#change jpg to png
Get-ChildItem -Recurse -Include *.jpg | Foreach-Object{

$newName=($_.FullName -replace '.jpg',"_from_jpg.png")  
$bmp = new-object System.Drawing.Bitmap($_.FullName)
$bmp.Save($newName, "png")


#change jpeg to png
Get-ChildItem -Recurse -Include *.jpeg | Foreach-Object{

$newName=($_.FullName -replace '.jpeg',"_from_jpeg.png")  
$bmp = new-object System.Drawing.Bitmap($_.FullName)
$bmp.Save($newName, "png")


#change bmp to png
Get-ChildItem -Recurse -Include *.bmp | Foreach-Object{

$newName=($_.FullName -replace '.bmp',"_from_bmp.png")  
$bmp = new-object System.Drawing.Bitmap($_.FullName)
$bmp.Save($newName, "png")


#From here it is to square and fill the images.  
Get-ChildItem -Recurse -Include *.png | Foreach-Object{

$bmp = [System.Drawing.Image]::FromFile($_.FullName)

if($bmp.Width -le $bmp.Height)
$canvasWidth = $bmp.Height
$canvasHeight = $bmp.Height
$OffsetX= [int] ($canvasWidth/2 - $bmp.Width/2)
$canvasWidth = $bmp.Width
$canvasHeight = $bmp.Width
$OffsetY=[int] ($canvasWidth/2 - $bmp.Height/2)

#Encoder parameter for image quality
$myEncoder = [System.Drawing.Imaging.Encoder]::Quality
$encoderParams = New-Object System.Drawing.Imaging.EncoderParameters(1)
$encoderParams.Param[0] = New-Object System.Drawing.Imaging.EncoderParameter($myEncoder, 100)
# get codec
$myImageCodecInfo = [System.Drawing.Imaging.ImageCodecInfo]::GetImageEncoders()|where {$_.MimeType -eq 'image/jpeg'}

#create resized bitmap

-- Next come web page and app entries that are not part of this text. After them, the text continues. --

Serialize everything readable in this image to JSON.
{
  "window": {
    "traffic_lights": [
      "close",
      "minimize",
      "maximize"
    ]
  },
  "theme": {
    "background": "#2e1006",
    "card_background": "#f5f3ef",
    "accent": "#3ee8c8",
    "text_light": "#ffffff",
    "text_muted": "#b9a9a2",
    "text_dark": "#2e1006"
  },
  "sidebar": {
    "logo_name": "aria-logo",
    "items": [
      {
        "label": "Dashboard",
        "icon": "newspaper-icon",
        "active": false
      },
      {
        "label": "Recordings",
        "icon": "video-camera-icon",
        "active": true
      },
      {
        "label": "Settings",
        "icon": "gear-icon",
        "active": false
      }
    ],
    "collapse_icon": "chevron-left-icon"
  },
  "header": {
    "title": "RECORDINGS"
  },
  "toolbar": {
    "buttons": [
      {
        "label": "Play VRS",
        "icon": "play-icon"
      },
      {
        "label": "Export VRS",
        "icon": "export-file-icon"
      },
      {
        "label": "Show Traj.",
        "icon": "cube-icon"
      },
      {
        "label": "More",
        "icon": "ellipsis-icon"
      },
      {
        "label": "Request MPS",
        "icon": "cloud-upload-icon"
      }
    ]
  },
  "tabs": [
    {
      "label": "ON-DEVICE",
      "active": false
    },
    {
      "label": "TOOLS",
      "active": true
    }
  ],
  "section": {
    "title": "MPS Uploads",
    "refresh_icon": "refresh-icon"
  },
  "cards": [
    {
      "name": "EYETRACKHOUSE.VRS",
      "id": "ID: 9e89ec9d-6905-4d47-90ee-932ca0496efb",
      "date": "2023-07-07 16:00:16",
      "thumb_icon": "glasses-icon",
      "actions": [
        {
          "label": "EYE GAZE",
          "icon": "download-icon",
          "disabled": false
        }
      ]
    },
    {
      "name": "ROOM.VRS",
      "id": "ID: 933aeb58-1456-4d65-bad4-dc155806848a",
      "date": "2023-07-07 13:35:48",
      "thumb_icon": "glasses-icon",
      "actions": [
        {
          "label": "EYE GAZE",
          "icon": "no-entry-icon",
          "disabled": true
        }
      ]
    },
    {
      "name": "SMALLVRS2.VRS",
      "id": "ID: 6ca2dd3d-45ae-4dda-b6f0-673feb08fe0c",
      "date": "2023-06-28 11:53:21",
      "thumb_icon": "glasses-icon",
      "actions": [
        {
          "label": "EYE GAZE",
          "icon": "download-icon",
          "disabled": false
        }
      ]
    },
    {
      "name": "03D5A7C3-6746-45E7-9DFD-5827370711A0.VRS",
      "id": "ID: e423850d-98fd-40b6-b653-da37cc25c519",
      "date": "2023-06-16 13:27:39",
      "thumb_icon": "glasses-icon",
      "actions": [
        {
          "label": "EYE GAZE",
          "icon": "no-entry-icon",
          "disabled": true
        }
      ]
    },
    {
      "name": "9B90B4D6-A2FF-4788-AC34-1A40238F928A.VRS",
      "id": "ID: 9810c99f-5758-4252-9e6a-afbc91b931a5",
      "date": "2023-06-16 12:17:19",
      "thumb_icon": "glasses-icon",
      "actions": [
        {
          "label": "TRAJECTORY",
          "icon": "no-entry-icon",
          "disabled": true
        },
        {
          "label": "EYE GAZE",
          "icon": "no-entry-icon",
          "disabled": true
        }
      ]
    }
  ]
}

$bmpResized = New-Object System.Drawing.Bitmap($canvasWidth, $canvasHeight)
$graph = [System.Drawing.Graphics]::FromImage($bmpResized)

$graph.DrawImage($bmp,$OffsetX,$OffsetY , $bmp.Width, $bmp.Height)

#save to file
$bmpResized.Save($newName,$myImageCodecInfo, $($encoderParams))